▸ **What you should do**
Given the entries below, please return each one exactly.

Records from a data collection

· · ·

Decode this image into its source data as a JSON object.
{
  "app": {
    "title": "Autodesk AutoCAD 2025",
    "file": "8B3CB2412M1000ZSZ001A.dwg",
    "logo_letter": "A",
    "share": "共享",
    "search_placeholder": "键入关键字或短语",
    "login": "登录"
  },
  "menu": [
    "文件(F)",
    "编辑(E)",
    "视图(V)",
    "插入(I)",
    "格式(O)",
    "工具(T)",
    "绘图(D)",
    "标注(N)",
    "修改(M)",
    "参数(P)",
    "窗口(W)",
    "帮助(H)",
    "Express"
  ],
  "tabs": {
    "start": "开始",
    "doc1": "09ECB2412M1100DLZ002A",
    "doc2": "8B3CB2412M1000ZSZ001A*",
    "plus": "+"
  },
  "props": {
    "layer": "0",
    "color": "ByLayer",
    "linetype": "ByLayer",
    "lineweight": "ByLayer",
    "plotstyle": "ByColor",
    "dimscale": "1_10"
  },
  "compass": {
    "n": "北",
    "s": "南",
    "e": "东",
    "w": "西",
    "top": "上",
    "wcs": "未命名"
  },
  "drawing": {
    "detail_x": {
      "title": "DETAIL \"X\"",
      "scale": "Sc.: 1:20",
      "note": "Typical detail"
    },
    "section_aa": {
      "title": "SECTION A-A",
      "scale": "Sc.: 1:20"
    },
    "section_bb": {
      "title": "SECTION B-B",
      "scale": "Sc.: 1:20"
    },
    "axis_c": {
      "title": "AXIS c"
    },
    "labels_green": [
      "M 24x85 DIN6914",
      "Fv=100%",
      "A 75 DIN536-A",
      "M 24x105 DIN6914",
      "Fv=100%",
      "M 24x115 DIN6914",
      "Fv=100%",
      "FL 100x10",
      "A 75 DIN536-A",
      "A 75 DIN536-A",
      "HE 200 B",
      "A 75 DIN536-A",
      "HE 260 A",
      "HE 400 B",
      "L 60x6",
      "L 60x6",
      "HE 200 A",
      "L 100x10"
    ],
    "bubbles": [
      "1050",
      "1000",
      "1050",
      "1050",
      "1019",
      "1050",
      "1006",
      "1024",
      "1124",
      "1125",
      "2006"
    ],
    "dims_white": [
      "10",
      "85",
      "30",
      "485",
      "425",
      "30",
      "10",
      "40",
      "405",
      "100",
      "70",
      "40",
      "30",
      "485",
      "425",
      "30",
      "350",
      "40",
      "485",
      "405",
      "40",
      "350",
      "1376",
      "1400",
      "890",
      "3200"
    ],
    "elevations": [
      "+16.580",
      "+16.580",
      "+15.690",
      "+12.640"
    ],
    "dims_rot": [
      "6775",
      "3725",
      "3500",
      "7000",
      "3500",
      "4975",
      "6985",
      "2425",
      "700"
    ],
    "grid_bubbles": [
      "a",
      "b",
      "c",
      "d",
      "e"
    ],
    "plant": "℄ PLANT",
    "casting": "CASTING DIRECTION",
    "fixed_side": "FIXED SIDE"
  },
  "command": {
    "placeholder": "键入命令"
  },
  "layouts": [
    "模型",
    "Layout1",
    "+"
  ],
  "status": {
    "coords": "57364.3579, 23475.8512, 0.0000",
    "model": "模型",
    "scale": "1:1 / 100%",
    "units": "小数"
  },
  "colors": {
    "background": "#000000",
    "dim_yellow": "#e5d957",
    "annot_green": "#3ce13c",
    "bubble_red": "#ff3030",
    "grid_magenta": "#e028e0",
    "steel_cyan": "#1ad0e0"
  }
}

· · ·

▸ **Exercise result**
Decode this image into its source data as a JSON object.
{
  "app": {
    "title": "Autodesk AutoCAD 2025",
    "file": "8B3CB2412M1000ZSZ001A.dwg",
    "logo_letter": "A",
    "share": "共享",
    "search_placeholder": "键入关键字或短语",
    "login": "登录"
  },
  "menu": [
    "文件(F)",
    "编辑(E)",
    "视图(V)",
    "插入(I)",
    "格式(O)",
    "工具(T)",
    "绘图(D)",
    "标注(N)",
    "修改(M)",
    "参数(P)",
    "窗口(W)",
    "帮助(H)",
    "Express"
  ],
  "tabs": {
    "start": "开始",
    "doc1": "09ECB2412M1100DLZ002A",
    "doc2": "8B3CB2412M1000ZSZ001A*",
    "plus": "+"
  },
  "props": {
    "layer": "0",
    "color": "ByLayer",
    "linetype": "ByLayer",
    "lineweight": "ByLayer",
    "plotstyle": "ByColor",
    "dimscale": "1_10"
  },
  "compass": {
    "n": "北",
    "s": "南",
    "e": "东",
    "w": "西",
    "top": "上",
    "wcs": "未命名"
  },
  "drawing": {
    "detail_x": {
      "title": "DETAIL \"X\"",
      "scale": "Sc.: 1:20",
      "note": "Typical detail"
    },
    "section_aa": {
      "title": "SECTION A-A",
      "scale": "Sc.: 1:20"
    },
    "section_bb": {
      "title": "SECTION B-B",
      "scale": "Sc.: 1:20"
    },
    "axis_c": {
      "title": "AXIS c"
    },
    "labels_green": [
      "M 24x85 DIN6914",
      "Fv=100%",
      "A 75 DIN536-A",
      "M 24x105 DIN6914",
      "Fv=100%",
      "M 24x115 DIN6914",
      "Fv=100%",
      "FL 100x10",
      "A 75 DIN536-A",
      "A 75 DIN536-A",
      "HE 200 B",
      "A 75 DIN536-A",
      "HE 260 A",
      "HE 400 B",
      "L 60x6",
      "L 60x6",
      "HE 200 A",
      "L 100x10"
    ],
    "bubbles": [
      "1050",
      "1000",
      "1050",
      "1050",
      "1019",
      "1050",
      "1006",
      "1024",
      "1124",
      "1125",
      "2006"
    ],
    "dims_white": [
      "10",
      "85",
      "30",
      "485",
      "425",
      "30",
      "10",
      "40",
      "405",
      "100",
      "70",
      "40",
      "30",
      "485",
      "425",
      "30",
      "350",
      "40",
      "485",
      "405",
      "40",
      "350",
      "1376",
      "1400",
      "890",
      "3200"
    ],
    "elevations": [
      "+16.580",
      "+16.580",
      "+15.690",
      "+12.640"
    ],
    "dims_rot": [
      "6775",
      "3725",
      "3500",
      "7000",
      "3500",
      "4975",
      "6985",
      "2425",
      "700"
    ],
    "grid_bubbles": [
      "a",
      "b",
      "c",
      "d",
      "e"
    ],
    "plant": "℄ PLANT",
    "casting": "CASTING DIRECTION",
    "fixed_side": "FIXED SIDE"
  },
  "command": {
    "placeholder": "键入命令"
  },
  "layouts": [
    "模型",
    "Layout1",
    "+"
  ],
  "status": {
    "coords": "57364.3579, 23475.8512, 0.0000",
    "model": "模型",
    "scale": "1:1 / 100%",
    "units": "小数"
  },
  "colors": {
    "background": "#000000",
    "dim_yellow": "#e5d957",
    "annot_green": "#3ce13c",
    "bubble_red": "#ff3030",
    "grid_magenta": "#e028e0",
    "steel_cyan": "#1ad0e0"
  }
}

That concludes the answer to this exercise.